Amazon API Gateway is an API management service that allows you to create, publish, monitor, and maintain APIs at scale. You can use it to front microservices on Lambda, EC2, or S3 without writing integrations. It offers an easier to manage approach to scaling as ELB configuration is managed by AWS.
- APIs are the root of the configuration and define resources. These can be imported from OpenAPI/Swagger definitions.
- Resources define URLs.
- Resource Policies allow per-method control over which callers are permitted to perform which operations.
- IAM Policies can be used if the method's "Authorisation" is set to
- Methods define actions that are taken for specific HTTP methods.
- Integration types allow handing off requests to a backend for processing.
- Stages represent environments (e.g. development, pre-production, production or an API version).
- Authorisers are Lambda functions which can authenticate and authorise users against external sources of user data. Responses from the Lambda function can be cached to reduce costs and improve performance.
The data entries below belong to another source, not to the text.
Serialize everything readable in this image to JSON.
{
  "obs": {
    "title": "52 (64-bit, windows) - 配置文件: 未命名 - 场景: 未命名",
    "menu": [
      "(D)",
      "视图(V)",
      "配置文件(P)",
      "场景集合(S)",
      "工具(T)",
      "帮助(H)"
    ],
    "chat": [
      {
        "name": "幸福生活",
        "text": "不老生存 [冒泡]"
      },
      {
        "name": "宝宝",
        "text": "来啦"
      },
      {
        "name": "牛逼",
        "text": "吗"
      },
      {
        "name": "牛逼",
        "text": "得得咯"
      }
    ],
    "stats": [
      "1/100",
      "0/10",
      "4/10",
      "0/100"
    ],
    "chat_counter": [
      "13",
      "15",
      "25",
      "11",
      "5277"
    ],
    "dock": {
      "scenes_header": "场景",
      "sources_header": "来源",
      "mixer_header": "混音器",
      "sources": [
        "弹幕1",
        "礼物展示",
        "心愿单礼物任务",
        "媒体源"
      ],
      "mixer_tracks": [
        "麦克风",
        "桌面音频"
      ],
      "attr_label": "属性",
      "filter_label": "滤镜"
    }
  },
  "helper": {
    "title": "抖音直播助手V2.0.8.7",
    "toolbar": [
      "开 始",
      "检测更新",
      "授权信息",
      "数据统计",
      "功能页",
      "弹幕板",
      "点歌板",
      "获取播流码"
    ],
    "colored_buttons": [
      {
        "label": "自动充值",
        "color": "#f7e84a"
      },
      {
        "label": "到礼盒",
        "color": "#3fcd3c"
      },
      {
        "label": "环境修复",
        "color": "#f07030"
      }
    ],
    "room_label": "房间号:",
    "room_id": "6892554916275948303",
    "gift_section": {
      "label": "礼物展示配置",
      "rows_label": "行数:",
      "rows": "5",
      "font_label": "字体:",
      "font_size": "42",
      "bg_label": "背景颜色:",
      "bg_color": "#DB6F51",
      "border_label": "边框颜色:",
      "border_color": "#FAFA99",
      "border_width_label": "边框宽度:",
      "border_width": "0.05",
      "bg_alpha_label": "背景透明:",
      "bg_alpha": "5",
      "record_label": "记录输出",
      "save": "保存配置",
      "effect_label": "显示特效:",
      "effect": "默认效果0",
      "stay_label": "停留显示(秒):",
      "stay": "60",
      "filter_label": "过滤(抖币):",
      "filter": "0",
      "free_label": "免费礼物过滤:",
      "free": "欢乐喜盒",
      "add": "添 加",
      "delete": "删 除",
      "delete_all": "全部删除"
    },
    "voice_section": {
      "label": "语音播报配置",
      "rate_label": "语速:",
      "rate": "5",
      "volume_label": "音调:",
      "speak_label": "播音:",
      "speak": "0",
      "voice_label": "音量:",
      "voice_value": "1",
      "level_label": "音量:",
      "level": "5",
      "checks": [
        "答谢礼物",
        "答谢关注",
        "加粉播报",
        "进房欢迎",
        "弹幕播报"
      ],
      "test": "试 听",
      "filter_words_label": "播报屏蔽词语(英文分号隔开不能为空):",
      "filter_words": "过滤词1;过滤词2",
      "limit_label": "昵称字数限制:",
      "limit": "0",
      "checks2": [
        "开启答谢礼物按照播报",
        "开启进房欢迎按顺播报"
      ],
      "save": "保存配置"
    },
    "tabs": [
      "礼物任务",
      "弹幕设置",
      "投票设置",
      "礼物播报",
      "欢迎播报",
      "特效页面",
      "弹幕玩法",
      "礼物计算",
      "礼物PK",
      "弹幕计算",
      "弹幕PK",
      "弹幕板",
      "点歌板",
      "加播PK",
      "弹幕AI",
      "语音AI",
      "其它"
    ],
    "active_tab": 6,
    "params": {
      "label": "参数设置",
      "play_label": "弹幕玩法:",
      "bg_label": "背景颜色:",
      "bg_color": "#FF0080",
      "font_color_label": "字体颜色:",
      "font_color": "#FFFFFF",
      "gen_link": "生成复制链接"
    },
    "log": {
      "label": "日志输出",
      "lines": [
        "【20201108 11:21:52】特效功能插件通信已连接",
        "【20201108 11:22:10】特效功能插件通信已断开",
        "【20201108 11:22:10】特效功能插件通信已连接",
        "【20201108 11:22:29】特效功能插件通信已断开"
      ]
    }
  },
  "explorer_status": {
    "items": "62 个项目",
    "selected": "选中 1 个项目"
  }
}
Based on the Lambda response, the API Gateway will either execute the method or return a 403.
- Gateway Responses allow configuration of errors pages preventing the API Gateway from submitting the request to the integration.
- Models define the data structures for request payloads.
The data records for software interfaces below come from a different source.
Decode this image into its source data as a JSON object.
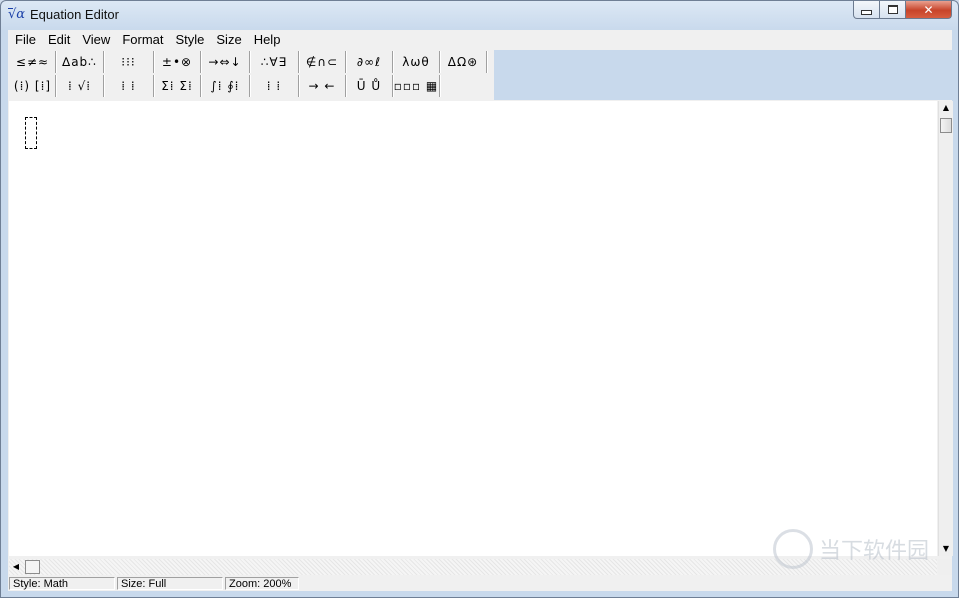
{
  "window": {
    "title": "Equation Editor",
    "icon_glyph": "√α",
    "close_glyph": "✕"
  },
  "menubar": {
    "items": [
      "File",
      "Edit",
      "View",
      "Format",
      "Style",
      "Size",
      "Help"
    ]
  },
  "toolbar": {
    "row1": [
      {
        "name": "relational-symbols",
        "label": "≤≠≈"
      },
      {
        "name": "spaces-ellipses",
        "label": "∆ab∴"
      },
      {
        "name": "embellishments",
        "label": "⁝⁝⁝"
      },
      {
        "name": "operator-symbols",
        "label": "±•⊗"
      },
      {
        "name": "arrow-symbols",
        "label": "→⇔↓"
      },
      {
        "name": "logical-symbols",
        "label": "∴∀∃"
      },
      {
        "name": "set-theory-symbols",
        "label": "∉∩⊂"
      },
      {
        "name": "misc-symbols",
        "label": "∂∞ℓ"
      },
      {
        "name": "greek-lowercase",
        "label": "λωθ"
      },
      {
        "name": "greek-uppercase",
        "label": "ΔΩ⊛"
      }
    ],
    "row2": [
      {
        "name": "fence-templates",
        "label": "(⁞) [⁞]"
      },
      {
        "name": "fraction-radical-templates",
        "label": "⁞ √⁞"
      },
      {
        "name": "subscript-superscript-templates",
        "label": "⁞ ⁞"
      },
      {
        "name": "summation-templates",
        "label": "Σ⁞ Σ⁞"
      },
      {
        "name": "integral-templates",
        "label": "∫⁞ ∮⁞"
      },
      {
        "name": "underbar-overbar-templates",
        "label": "⁞ ⁞"
      },
      {
        "name": "labeled-arrow-templates",
        "label": "→ ←"
      },
      {
        "name": "product-templates",
        "label": "Ū Ů"
      },
      {
        "name": "matrix-templates",
        "label": "▫▫▫ ▦"
      }
    ]
  },
  "statusbar": {
    "style": "Style: Math",
    "size": "Size: Full",
    "zoom": "Zoom: 200%"
  },
  "watermark": {
    "text": "当下软件园"
  }
}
- Documentation is comprised of document parts.
- Usage Plans allow limiting API consumption per API key. Lower limits can be set per-method.
- API Keys are used for authentication, authorisation and throttling. They enable differentiating between clients.
API requests and responses can be transformed by the API Gateway service, via mapping templates written in Apache VTL.
Integrations allow the API Gateway to hand off requests onto other AWS or external services for processing:
- Lambda Function lets you hand off processing to a Lambda function.
- HTTP allows proxying the request to another API.
- Mock causes the API Gateway to generate valid responses
- AWS Service provides integrations for e.g. DynamoDB or S3.
Stages allow modelling API versions or deployment environments.
Client SDK generation for a stage's currently deployed version is supported for several languages.
Request throttling, by rate and burst (maximum concurrent requests) and response caching can be enabled for all methods within:
- An AWS account
- A stage
- A usage plan
Throttled requests will receive a 429.
Quotas can be assigned per-day, per-week and per-month for each API key.
API Gateway instances can be configured to send and process CORS headers on behalf of the application, reducing application complexity.
Changes to API configuration are versioned, with a new Deployment being created for each version once it's deployed to a stage. These deployments can be promoted to other stages using their creation time as an identifier. Changes only take effect once the Deployment is applied to a Stage.
Canary deployment can be enabled per-stage, allowing you to split traffic between the new and old deployments at set percentages until you're ready to fully promote a version.